After Effects CC Rendering

In After Effects CC, rendering is the process of exporting your composition and creating a playable movie file. This course will teach you how to increase the quality of your renders, and the speed of your rendering workflow. Software required: After Effects CC
Course info
Level
Intermediate
Updated
Jun 21, 2017
Duration
1h 22m
Table of contents
Description
Course info
Level
Intermediate
Updated
Jun 21, 2017
Duration
1h 22m
Description

Rendering is the process of exporting your composition and creating a playable movie file. When you preview your composition in After Effects to check your work, you are also rendering. In this course, After Effects CC Rendering, you'll be learning how to speed up your workflow in After Effects CC by learning techniques to increase the quality and speed of your RAM previews, pre-renders, and your final exports. First, you'll explore the preview settings, behaviors and controls, and how to optimize the Media and Disk Cache in order to produce smoother previews more quickly. Next, you'll discover how to render using the Render Queue and Adobe Media Encoder, along with the various settings. Then, you'll cover some of the different file types and which ones support alpha channels, along with the various codecs available and why you would choose them. Finally, you'll learn the difference between the Classic 3D, Ray-traced 3D, and the Cinema 4D composition renderers. By the end of this course, you'll know how to optimize your project settings in order to generate quicker previews. Software required: After Effects CC

About the author
About the author

A skilled CG Artist with a passion for creating 2D and 3D animation, John Briggs has worked on many projects for clients over the years, including Motion Graphics and 3D Environments. He currently works as an Online Learning Developer at a University, and is also a lecturer at a college.

Section Introduction Transcripts
Section Introduction Transcripts

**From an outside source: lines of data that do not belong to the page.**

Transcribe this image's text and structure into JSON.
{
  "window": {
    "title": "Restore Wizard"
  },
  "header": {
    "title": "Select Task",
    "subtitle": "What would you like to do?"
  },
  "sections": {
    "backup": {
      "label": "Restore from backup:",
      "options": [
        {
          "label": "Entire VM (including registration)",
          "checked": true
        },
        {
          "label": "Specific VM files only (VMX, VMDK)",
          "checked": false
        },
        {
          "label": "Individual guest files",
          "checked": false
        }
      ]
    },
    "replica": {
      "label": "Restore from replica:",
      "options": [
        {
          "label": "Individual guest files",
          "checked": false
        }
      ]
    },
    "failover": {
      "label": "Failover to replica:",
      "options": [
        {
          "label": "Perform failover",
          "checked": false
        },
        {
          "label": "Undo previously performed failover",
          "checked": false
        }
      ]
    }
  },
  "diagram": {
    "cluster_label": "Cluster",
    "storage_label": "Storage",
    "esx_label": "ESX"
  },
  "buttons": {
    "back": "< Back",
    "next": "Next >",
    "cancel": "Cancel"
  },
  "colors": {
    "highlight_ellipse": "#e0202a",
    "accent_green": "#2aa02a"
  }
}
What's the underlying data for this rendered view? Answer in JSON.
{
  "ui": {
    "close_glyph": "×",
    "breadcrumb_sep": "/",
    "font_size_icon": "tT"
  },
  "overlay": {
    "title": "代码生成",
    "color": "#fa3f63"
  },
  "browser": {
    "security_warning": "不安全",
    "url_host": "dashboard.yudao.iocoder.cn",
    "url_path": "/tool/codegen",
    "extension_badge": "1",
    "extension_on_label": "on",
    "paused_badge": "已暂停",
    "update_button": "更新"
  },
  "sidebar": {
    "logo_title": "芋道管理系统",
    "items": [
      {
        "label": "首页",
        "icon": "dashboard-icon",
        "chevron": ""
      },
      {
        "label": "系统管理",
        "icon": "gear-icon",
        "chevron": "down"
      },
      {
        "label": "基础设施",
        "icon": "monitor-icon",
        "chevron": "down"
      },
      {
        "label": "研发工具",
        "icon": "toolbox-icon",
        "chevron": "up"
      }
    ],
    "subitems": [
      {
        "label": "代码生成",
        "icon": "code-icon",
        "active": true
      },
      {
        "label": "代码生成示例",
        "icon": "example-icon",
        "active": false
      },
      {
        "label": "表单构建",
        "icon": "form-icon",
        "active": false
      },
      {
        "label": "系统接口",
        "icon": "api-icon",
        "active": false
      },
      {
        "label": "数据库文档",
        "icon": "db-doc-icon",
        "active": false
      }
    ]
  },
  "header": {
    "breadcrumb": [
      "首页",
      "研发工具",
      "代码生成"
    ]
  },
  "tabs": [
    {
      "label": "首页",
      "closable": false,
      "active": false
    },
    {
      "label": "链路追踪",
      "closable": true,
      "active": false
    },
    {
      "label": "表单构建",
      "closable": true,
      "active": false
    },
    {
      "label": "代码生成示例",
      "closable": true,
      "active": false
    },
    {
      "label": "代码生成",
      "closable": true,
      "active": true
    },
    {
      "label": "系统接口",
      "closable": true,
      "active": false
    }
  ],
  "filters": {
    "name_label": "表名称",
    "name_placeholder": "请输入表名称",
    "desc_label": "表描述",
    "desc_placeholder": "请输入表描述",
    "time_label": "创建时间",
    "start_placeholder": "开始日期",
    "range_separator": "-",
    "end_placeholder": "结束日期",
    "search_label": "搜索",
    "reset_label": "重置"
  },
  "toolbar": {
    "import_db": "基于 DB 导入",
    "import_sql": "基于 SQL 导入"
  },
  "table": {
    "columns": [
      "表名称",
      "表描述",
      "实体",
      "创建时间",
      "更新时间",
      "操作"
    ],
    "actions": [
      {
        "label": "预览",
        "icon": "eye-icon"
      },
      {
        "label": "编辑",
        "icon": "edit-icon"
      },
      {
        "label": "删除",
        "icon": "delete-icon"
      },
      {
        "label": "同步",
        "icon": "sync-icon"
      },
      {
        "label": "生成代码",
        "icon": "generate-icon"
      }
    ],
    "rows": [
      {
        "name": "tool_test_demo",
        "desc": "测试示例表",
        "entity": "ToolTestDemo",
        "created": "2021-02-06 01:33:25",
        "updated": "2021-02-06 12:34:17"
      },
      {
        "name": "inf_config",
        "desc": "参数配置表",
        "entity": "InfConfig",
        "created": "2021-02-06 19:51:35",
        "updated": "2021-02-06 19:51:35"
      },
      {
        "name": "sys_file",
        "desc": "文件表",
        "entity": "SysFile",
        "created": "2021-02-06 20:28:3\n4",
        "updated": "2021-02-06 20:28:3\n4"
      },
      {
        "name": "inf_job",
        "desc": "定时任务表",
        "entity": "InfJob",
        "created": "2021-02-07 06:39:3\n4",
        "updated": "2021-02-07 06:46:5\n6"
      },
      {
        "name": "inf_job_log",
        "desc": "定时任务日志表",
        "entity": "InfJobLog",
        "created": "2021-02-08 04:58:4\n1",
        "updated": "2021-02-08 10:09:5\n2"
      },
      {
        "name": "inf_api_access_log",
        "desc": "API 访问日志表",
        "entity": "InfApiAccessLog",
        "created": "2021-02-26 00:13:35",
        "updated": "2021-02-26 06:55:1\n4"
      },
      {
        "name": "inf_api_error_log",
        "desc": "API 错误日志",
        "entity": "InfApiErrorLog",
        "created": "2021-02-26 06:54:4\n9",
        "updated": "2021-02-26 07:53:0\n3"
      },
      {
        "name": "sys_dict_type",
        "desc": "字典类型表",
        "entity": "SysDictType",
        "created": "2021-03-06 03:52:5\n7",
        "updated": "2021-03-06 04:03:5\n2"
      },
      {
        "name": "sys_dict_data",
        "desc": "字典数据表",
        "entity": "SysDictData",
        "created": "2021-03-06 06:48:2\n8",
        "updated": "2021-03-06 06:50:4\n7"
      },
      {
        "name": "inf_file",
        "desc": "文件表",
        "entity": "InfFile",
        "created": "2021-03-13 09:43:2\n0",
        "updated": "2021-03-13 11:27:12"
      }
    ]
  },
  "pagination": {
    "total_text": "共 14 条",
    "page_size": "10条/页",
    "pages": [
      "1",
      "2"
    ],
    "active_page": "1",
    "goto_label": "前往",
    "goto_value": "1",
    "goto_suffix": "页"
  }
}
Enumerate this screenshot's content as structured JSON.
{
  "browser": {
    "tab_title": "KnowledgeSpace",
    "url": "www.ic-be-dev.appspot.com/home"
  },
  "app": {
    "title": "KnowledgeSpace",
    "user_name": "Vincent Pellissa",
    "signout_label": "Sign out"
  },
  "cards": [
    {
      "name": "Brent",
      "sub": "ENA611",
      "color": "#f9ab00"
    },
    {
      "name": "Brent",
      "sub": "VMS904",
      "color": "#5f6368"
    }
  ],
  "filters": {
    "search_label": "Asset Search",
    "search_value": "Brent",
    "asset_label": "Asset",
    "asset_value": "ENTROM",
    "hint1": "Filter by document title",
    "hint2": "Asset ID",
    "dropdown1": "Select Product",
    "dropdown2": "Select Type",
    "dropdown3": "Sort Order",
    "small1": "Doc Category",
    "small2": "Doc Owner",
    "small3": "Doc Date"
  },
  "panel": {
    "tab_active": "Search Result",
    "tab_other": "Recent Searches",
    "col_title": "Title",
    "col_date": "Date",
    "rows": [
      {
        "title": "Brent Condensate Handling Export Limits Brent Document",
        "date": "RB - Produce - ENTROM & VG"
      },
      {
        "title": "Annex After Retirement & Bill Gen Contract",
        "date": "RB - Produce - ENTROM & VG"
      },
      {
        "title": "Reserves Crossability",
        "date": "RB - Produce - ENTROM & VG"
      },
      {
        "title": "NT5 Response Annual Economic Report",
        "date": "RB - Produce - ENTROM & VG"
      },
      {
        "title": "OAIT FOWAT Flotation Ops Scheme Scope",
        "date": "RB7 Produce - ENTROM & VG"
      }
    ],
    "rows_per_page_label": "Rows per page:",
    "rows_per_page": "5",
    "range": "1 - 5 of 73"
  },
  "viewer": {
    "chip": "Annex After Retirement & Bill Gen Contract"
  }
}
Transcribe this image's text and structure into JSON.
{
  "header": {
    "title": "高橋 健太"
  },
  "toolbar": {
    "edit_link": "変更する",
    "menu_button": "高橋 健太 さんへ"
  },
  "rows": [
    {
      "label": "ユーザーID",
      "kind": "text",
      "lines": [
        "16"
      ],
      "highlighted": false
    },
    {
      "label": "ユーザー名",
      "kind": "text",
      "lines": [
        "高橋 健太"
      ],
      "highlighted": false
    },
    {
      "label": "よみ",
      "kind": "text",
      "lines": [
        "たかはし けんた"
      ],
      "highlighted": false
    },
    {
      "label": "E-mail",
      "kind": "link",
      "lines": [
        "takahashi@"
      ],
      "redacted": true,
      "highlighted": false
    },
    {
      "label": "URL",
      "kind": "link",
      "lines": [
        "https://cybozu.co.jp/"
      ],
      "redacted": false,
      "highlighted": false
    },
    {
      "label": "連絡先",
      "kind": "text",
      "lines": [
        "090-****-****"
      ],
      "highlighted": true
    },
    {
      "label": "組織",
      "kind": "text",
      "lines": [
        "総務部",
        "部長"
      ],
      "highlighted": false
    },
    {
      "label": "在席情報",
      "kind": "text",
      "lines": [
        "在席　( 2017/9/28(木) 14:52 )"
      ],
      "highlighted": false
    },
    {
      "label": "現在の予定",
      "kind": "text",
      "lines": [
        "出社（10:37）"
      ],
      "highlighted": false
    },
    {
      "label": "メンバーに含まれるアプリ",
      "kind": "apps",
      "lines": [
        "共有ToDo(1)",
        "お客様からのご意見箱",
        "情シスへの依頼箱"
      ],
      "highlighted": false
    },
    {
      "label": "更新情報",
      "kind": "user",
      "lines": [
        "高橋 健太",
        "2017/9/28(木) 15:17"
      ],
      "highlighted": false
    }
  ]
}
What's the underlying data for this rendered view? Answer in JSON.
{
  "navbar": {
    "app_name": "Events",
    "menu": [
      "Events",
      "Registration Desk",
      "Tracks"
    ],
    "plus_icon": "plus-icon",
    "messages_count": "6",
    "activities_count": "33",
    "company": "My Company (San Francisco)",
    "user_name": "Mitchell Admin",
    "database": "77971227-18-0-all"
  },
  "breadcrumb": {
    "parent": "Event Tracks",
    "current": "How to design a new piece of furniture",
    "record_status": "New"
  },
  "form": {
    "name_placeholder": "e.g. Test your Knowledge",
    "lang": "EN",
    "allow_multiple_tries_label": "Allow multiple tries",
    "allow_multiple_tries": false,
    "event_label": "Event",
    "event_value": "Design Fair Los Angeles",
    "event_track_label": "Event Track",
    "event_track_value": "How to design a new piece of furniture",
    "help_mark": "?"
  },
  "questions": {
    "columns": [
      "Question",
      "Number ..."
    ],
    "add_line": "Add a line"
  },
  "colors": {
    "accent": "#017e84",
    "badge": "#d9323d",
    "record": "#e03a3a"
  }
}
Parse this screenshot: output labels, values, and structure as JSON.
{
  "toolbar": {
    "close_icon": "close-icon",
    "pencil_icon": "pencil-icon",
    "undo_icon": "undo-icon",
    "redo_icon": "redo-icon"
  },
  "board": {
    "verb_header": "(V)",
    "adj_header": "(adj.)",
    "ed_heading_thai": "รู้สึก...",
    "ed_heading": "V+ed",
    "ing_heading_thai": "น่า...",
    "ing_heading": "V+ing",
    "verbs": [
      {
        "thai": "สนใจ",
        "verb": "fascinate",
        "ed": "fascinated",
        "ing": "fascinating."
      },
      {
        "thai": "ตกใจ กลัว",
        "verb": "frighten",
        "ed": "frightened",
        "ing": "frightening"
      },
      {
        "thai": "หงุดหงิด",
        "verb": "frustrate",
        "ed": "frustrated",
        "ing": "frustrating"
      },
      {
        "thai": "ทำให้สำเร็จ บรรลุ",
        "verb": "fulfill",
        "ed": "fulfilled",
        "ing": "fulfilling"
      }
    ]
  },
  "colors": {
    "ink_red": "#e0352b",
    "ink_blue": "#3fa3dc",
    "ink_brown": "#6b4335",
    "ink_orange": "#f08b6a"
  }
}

Course Overview
Hi everyone, my name is John Briggs, and welcome to my course, After Effects CC Rendering. I am a learned technologist at one of Scotland's universities, and I'm also a lecturer of teaching computer animation at one of Scotland's largest colleges. In After Effects, rendering is the process of exporting your composition and creating a playable movie file. When you preview your composition in After Effects in order to check your work, you are also rendering. In this course, we're going to take a look at the settings within After Effects CC that will allow you to optimize your project, generating quicker previews and renders. Some of the major topics that we'll cover include previews and setting up the media and disk cache, After Effects render queue, classic 3D renderer, ray-traced renderer, and the Cinema 4D renderer. By the end of this course, you'll know how to optimize your project settings in order to generate quicker previews, and you'll learn how to output your composition using a variety of techniques, presets, and custom settings in order to get the best performance out of the software. In addition to this, you'll also learn about the various renderers available, including the new to After Effects CC 2017, Cinema 4D renderer. Before beginning the course, you should be familiar with the fundamentals of After Effects. So I hope you'll join me on this journey to learn some great rendering techniques to improve your workflow with the After Effects CC Rendering course, at Pluralsight.

Render Queue
In this module, we'll be adding the comp to the render queue. We'll take a look at the render settings, module output, and output too. We'll cover file formats and the various codecs available, and why you should choose them. You'll also learn how to create a render settings template and a module output template using your own custom settings to optimize the final output, how to render a comp with transparency, and when it would be a good idea to render an image sequence as opposed to a movie file. We'll also look at outputting into various formats at the same time while only needing to render once.